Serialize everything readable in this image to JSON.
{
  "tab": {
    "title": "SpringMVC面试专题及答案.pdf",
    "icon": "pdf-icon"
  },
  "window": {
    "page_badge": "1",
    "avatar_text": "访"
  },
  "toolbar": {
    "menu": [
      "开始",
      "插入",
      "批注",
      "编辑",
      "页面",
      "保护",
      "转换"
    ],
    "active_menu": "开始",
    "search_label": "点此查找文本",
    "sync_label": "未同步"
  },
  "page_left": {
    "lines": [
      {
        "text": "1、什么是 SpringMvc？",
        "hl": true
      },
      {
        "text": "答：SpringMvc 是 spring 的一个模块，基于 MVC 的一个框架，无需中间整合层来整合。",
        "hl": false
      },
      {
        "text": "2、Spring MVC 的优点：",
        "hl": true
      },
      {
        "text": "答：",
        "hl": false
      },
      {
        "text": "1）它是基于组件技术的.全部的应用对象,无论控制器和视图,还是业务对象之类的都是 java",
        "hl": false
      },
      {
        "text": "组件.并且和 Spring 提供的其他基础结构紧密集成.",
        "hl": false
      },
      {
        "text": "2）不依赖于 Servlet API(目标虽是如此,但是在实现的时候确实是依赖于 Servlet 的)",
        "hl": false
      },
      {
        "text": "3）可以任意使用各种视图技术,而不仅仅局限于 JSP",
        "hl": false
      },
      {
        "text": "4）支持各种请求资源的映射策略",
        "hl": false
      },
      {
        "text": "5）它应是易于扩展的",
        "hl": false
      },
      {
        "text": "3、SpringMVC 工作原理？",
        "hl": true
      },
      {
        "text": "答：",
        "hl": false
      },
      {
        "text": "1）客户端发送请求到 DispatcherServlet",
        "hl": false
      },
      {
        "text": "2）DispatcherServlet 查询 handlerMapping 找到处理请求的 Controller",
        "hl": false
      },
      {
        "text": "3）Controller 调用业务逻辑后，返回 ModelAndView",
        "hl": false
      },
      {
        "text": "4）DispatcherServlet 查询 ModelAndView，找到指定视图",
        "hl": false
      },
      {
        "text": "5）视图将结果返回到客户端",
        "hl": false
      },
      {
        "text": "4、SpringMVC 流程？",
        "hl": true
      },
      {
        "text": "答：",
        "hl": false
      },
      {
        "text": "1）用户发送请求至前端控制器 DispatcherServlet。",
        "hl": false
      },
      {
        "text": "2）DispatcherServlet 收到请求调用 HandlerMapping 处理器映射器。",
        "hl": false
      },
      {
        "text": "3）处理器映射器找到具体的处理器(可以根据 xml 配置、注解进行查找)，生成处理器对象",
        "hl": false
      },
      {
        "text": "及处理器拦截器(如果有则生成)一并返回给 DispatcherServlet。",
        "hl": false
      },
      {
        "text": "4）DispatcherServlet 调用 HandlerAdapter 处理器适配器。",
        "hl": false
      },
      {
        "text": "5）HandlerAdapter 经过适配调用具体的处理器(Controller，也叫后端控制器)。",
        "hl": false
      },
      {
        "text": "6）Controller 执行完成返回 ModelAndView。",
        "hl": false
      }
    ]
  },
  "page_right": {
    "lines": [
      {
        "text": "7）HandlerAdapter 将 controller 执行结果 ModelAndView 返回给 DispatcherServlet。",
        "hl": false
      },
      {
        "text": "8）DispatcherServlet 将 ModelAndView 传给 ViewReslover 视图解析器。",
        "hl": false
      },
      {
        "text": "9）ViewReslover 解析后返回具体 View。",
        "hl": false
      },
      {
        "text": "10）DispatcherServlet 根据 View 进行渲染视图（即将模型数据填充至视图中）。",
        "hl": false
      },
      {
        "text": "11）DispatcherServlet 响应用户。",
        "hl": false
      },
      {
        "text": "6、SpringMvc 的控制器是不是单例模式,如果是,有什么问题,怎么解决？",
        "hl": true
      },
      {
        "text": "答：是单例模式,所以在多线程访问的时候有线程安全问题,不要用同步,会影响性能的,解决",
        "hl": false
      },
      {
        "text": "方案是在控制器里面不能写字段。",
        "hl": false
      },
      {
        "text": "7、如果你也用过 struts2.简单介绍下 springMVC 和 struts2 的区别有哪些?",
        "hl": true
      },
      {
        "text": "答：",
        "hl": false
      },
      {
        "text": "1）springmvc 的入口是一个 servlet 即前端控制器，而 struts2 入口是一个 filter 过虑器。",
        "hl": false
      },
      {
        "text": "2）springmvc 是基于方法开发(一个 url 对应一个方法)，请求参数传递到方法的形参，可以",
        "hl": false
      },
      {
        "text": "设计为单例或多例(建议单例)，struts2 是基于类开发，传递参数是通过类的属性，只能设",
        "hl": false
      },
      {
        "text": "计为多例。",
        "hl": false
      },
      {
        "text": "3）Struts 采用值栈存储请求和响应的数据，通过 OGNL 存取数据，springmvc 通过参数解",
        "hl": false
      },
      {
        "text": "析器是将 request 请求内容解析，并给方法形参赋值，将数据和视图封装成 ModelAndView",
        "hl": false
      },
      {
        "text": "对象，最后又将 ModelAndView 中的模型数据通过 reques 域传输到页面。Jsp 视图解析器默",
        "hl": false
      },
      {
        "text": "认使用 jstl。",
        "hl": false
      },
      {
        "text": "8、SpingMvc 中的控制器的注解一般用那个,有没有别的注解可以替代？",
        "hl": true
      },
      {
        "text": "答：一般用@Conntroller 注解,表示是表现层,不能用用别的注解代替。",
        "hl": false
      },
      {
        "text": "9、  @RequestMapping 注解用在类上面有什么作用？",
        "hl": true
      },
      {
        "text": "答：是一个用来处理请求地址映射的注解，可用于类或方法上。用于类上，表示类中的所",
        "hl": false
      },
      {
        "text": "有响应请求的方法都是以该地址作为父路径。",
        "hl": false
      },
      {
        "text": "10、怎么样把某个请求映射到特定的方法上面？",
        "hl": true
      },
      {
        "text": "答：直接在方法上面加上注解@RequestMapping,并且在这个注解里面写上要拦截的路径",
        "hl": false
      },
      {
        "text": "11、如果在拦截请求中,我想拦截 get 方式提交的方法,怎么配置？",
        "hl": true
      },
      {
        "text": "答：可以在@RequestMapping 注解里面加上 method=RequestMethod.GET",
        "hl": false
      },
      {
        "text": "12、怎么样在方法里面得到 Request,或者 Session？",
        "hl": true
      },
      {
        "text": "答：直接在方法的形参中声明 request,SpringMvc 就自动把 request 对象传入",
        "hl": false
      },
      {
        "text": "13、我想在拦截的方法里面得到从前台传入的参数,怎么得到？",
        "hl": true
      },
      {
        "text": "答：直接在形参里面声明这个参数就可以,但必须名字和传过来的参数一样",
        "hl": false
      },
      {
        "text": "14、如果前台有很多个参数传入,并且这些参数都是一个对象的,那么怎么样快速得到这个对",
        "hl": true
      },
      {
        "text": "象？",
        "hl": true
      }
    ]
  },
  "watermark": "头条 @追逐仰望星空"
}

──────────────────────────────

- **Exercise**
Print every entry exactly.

- **The answer**
Serialize everything readable in this image to JSON.
{
  "tab": {
    "title": "SpringMVC面试专题及答案.pdf",
    "icon": "pdf-icon"
  },
  "window": {
    "page_badge": "1",
    "avatar_text": "访"
  },
  "toolbar": {
    "menu": [
      "开始",
      "插入",
      "批注",
      "编辑",
      "页面",
      "保护",
      "转换"
    ],
    "active_menu": "开始",
    "search_label": "点此查找文本",
    "sync_label": "未同步"
  },
  "page_left": {
    "lines": [
      {
        "text": "1、什么是 SpringMvc？",
        "hl": true
      },
      {
        "text": "答：SpringMvc 是 spring 的一个模块，基于 MVC 的一个框架，无需中间整合层来整合。",
        "hl": false
      },
      {
        "text": "2、Spring MVC 的优点：",
        "hl": true
      },
      {
        "text": "答：",
        "hl": false
      },
      {
        "text": "1）它是基于组件技术的.全部的应用对象,无论控制器和视图,还是业务对象之类的都是 java",
        "hl": false
      },
      {
        "text": "组件.并且和 Spring 提供的其他基础结构紧密集成.",
        "hl": false
      },
      {
        "text": "2）不依赖于 Servlet API(目标虽是如此,但是在实现的时候确实是依赖于 Servlet 的)",
        "hl": false
      },
      {
        "text": "3）可以任意使用各种视图技术,而不仅仅局限于 JSP",
        "hl": false
      },
      {
        "text": "4）支持各种请求资源的映射策略",
        "hl": false
      },
      {
        "text": "5）它应是易于扩展的",
        "hl": false
      },
      {
        "text": "3、SpringMVC 工作原理？",
        "hl": true
      },
      {
        "text": "答：",
        "hl": false
      },
      {
        "text": "1）客户端发送请求到 DispatcherServlet",
        "hl": false
      },
      {
        "text": "2）DispatcherServlet 查询 handlerMapping 找到处理请求的 Controller",
        "hl": false
      },
      {
        "text": "3）Controller 调用业务逻辑后，返回 ModelAndView",
        "hl": false
      },
      {
        "text": "4）DispatcherServlet 查询 ModelAndView，找到指定视图",
        "hl": false
      },
      {
        "text": "5）视图将结果返回到客户端",
        "hl": false
      },
      {
        "text": "4、SpringMVC 流程？",
        "hl": true
      },
      {
        "text": "答：",
        "hl": false
      },
      {
        "text": "1）用户发送请求至前端控制器 DispatcherServlet。",
        "hl": false
      },
      {
        "text": "2）DispatcherServlet 收到请求调用 HandlerMapping 处理器映射器。",
        "hl": false
      },
      {
        "text": "3）处理器映射器找到具体的处理器(可以根据 xml 配置、注解进行查找)，生成处理器对象",
        "hl": false
      },
      {
        "text": "及处理器拦截器(如果有则生成)一并返回给 DispatcherServlet。",
        "hl": false
      },
      {
        "text": "4）DispatcherServlet 调用 HandlerAdapter 处理器适配器。",
        "hl": false
      },
      {
        "text": "5）HandlerAdapter 经过适配调用具体的处理器(Controller，也叫后端控制器)。",
        "hl": false
      },
      {
        "text": "6）Controller 执行完成返回 ModelAndView。",
        "hl": false
      }
    ]
  },
  "page_right": {
    "lines": [
      {
        "text": "7）HandlerAdapter 将 controller 执行结果 ModelAndView 返回给 DispatcherServlet。",
        "hl": false
      },
      {
        "text": "8）DispatcherServlet 将 ModelAndView 传给 ViewReslover 视图解析器。",
        "hl": false
      },
      {
        "text": "9）ViewReslover 解析后返回具体 View。",
        "hl": false
      },
      {
        "text": "10）DispatcherServlet 根据 View 进行渲染视图（即将模型数据填充至视图中）。",
        "hl": false
      },
      {
        "text": "11）DispatcherServlet 响应用户。",
        "hl": false
      },
      {
        "text": "6、SpringMvc 的控制器是不是单例模式,如果是,有什么问题,怎么解决？",
        "hl": true
      },
      {
        "text": "答：是单例模式,所以在多线程访问的时候有线程安全问题,不要用同步,会影响性能的,解决",
        "hl": false
      },
      {
        "text": "方案是在控制器里面不能写字段。",
        "hl": false
      },
      {
        "text": "7、如果你也用过 struts2.简单介绍下 springMVC 和 struts2 的区别有哪些?",
        "hl": true
      },
      {
        "text": "答：",
        "hl": false
      },
      {
        "text": "1）springmvc 的入口是一个 servlet 即前端控制器，而 struts2 入口是一个 filter 过虑器。",
        "hl": false
      },
      {
        "text": "2）springmvc 是基于方法开发(一个 url 对应一个方法)，请求参数传递到方法的形参，可以",
        "hl": false
      },
      {
        "text": "设计为单例或多例(建议单例)，struts2 是基于类开发，传递参数是通过类的属性，只能设",
        "hl": false
      },
      {
        "text": "计为多例。",
        "hl": false
      },
      {
        "text": "3）Struts 采用值栈存储请求和响应的数据，通过 OGNL 存取数据，springmvc 通过参数解",
        "hl": false
      },
      {
        "text": "析器是将 request 请求内容解析，并给方法形参赋值，将数据和视图封装成 ModelAndView",
        "hl": false
      },
      {
        "text": "对象，最后又将 ModelAndView 中的模型数据通过 reques 域传输到页面。Jsp 视图解析器默",
        "hl": false
      },
      {
        "text": "认使用 jstl。",
        "hl": false
      },
      {
        "text": "8、SpingMvc 中的控制器的注解一般用那个,有没有别的注解可以替代？",
        "hl": true
      },
      {
        "text": "答：一般用@Conntroller 注解,表示是表现层,不能用用别的注解代替。",
        "hl": false
      },
      {
        "text": "9、  @RequestMapping 注解用在类上面有什么作用？",
        "hl": true
      },
      {
        "text": "答：是一个用来处理请求地址映射的注解，可用于类或方法上。用于类上，表示类中的所",
        "hl": false
      },
      {
        "text": "有响应请求的方法都是以该地址作为父路径。",
        "hl": false
      },
      {
        "text": "10、怎么样把某个请求映射到特定的方法上面？",
        "hl": true
      },
      {
        "text": "答：直接在方法上面加上注解@RequestMapping,并且在这个注解里面写上要拦截的路径",
        "hl": false
      },
      {
        "text": "11、如果在拦截请求中,我想拦截 get 方式提交的方法,怎么配置？",
        "hl": true
      },
      {
        "text": "答：可以在@RequestMapping 注解里面加上 method=RequestMethod.GET",
        "hl": false
      },
      {
        "text": "12、怎么样在方法里面得到 Request,或者 Session？",
        "hl": true
      },
      {
        "text": "答：直接在方法的形参中声明 request,SpringMvc 就自动把 request 对象传入",
        "hl": false
      },
      {
        "text": "13、我想在拦截的方法里面得到从前台传入的参数,怎么得到？",
        "hl": true
      },
      {
        "text": "答：直接在形参里面声明这个参数就可以,但必须名字和传过来的参数一样",
        "hl": false
      },
      {
        "text": "14、如果前台有很多个参数传入,并且这些参数都是一个对象的,那么怎么样快速得到这个对",
        "hl": true
      },
      {
        "text": "象？",
        "hl": true
      }
    ]
  },
  "watermark": "头条 @追逐仰望星空"
}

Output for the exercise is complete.